Annals of San Francisco, 1855
The custom of fighting duels was at the period of which we write, as it at present is, deplorably common among the higher class of people of San Francisco. These encounters are generally conducted in a manner which must appear somewhat strange to the natives of other civilized countries. There is little delicate privacy observed on the occasion. On the contrary, the parties, or their immediate friends, invite all their acquaintances, who invite others to go and witness the proposed engagement. It is sometimes announced the day before in the newspapers--time, place, parties, weapons, and every particular of the ceremony being faithfully given. That no price is mentioned for the sight, seems the only thing that distinguishes the entertainment from a bull or bear fight. If two notable characters be announced to perform a duel, say at the mission, half the city flocks to the place, and, of course, the spectators are much disappointed should nobody be slain. If the bloody entertainment be advertised to "come off," say at Benicia or somewhere in Contra Costa, the steamers of the eventful morning are densely packed with those who prefer the excitement of a gladiatorial show to the dull pursuit of business, or loafing about the streets. The favorite weapons are navy revolvers. The antagonists stand back to back, walk five paces, turn suddenly around, and fire away at their leisure, till one or both are wounded or slain, or the barrels are all discharged. Sometimes rifles are preferred. With these deadly instruments many men can lodge the ball within a hair's breadth of a given mark at forty paces off, which is the usual distance between the parties in a duel of this description.

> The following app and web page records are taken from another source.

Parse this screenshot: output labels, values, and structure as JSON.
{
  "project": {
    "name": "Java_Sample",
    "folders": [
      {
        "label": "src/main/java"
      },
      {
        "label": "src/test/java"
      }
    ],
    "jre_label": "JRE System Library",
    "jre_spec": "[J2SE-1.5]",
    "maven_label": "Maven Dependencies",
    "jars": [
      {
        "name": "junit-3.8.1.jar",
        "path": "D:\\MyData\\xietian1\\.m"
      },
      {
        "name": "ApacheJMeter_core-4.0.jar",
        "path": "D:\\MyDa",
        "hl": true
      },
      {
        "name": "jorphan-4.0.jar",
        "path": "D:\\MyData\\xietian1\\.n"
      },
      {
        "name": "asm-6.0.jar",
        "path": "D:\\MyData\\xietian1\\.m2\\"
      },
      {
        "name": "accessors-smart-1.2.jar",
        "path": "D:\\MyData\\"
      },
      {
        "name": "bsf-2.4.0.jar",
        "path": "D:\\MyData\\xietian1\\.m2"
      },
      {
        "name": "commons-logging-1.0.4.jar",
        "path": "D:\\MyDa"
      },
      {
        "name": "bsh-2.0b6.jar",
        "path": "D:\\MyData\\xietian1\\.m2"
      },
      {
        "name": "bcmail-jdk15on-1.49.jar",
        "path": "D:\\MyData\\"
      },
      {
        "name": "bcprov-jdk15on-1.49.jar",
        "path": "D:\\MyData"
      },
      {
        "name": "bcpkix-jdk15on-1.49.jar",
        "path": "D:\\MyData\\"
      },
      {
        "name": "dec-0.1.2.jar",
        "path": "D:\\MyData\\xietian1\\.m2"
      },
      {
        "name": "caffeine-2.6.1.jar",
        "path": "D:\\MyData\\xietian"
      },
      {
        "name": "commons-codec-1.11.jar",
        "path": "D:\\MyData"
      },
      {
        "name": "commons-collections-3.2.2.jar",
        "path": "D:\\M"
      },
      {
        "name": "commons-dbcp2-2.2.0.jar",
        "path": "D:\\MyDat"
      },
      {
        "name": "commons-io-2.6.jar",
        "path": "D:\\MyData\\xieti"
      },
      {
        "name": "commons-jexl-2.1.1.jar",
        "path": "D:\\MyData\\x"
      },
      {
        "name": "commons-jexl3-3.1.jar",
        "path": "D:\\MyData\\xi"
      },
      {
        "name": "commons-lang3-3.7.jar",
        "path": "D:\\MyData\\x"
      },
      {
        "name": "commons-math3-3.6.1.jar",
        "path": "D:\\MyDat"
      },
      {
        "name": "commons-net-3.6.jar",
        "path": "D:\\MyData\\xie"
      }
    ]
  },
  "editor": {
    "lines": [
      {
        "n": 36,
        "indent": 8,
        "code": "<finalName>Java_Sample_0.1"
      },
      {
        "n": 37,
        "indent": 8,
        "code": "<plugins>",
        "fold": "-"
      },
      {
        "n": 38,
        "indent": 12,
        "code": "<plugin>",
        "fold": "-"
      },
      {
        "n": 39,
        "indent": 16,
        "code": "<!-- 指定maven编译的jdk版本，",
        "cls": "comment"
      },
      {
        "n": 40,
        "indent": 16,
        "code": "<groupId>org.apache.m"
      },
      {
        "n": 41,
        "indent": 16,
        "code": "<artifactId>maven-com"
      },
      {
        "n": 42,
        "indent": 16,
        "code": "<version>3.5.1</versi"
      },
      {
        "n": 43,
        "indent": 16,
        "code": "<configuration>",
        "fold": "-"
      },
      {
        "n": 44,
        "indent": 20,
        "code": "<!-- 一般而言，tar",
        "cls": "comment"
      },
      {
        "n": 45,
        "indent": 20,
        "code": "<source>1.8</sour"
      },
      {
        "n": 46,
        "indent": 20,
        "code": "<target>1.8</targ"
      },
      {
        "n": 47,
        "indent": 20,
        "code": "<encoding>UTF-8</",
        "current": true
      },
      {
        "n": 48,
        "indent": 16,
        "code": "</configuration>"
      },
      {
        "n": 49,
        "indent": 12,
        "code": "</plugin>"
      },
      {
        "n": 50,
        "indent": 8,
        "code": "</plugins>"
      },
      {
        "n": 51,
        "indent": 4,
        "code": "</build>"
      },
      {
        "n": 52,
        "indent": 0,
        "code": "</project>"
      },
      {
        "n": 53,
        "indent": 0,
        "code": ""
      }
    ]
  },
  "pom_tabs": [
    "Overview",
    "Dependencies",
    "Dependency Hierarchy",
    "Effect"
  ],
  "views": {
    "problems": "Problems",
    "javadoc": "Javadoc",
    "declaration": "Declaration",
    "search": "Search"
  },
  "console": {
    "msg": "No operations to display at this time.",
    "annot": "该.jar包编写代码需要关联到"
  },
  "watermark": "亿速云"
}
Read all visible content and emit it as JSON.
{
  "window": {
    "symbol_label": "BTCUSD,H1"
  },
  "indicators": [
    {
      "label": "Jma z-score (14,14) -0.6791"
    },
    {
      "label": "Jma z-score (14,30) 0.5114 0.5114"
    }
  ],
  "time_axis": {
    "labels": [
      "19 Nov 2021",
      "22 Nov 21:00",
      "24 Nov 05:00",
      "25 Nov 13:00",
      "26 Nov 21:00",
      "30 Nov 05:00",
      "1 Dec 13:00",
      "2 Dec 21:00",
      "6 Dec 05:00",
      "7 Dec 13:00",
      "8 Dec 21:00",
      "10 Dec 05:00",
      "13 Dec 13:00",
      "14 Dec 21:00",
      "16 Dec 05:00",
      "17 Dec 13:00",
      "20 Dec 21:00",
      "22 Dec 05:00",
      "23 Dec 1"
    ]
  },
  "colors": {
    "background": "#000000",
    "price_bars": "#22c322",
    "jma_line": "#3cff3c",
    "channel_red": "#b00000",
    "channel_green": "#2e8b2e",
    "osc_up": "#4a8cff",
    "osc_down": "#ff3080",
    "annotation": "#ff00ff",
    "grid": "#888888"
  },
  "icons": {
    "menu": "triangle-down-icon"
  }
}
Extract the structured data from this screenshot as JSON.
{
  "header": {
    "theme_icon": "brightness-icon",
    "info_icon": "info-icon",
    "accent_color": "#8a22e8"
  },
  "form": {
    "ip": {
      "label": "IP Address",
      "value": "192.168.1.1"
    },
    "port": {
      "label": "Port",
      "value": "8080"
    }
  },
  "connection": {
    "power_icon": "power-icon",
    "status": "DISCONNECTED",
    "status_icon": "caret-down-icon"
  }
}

We intended to have made Mr. Gilbert's death a text, not only for enlarging upon the usual savage and public nature of the numerous duels which take place here, but also for some remarks upon the general carelessness of life among the people, and the frequency of sudden personal quarrels, when revolvers, bowie-knives and "slung shots" are unhesitatingly made use of. But we have at so many other places in this work had occasion to allude to these every-day characteristics of the inhabitants, that little more need be said here on the subject.
In the earlier years--that is, in 1849 and 1850--fatal affrays were of very frequent occurrence in the streets, and in every place of public amusement. In the gambling saloons, pistols, loaded with ball, would every night be discharged by some hot-headed, revengeful, or drunken fellows. The crowd around were always liable to be wounded, if not killed, but notwithstanding, play at every table went briskly on, as if no danger of the kind existed. A momentary confusion and surprise might take place if anybody happened to be murdered in the room; but soon the excitement died away. Similar events often occurred at the bar, or on the steps of a hotel, in a low dance or drinking-house, or in the open street, and nobody was much surprised, though some of the parties were severely wounded or killed outright. It was their "destiny," or their " luck." Since the years last mentioned, quarrels of this description have become less common, though they are still numerous. There is a sad recklessness of conduct and carelessness of life among the people of California; and nearly all the inhabitants of San Francisco, whatever be their native country, or their original pacific disposition, share in the same hasty, wild character and feeling. The circumstances of the time, the place and people, soon create the necessity in the latest immigrant of thinking and acting like the older residents on this subject. It has always been a practice with a large proportion of the citizens, to carry loaded fire-arms or other deadly weapons concealed about their persons, this being, as it were, a part of their ordinary dress; while occasionally the rest of the inhabitants are compelled also to arm themselves like their neighbors. Of course, these arms are intended for defence against attacks by robbers, as well as to be used, when necessary, against those who would merely assault the person without meaning to steal. Such weapons are not generally produced, except in cases of extremity, or the place would soon be made desolate; while sometimes the fear of provoking their use may keep the rowdy and the insolent rascal quiet. Yet, the unhappy possession of these fatal instruments often gives rise, on occasions of sudden passion, to many lamentable consequences.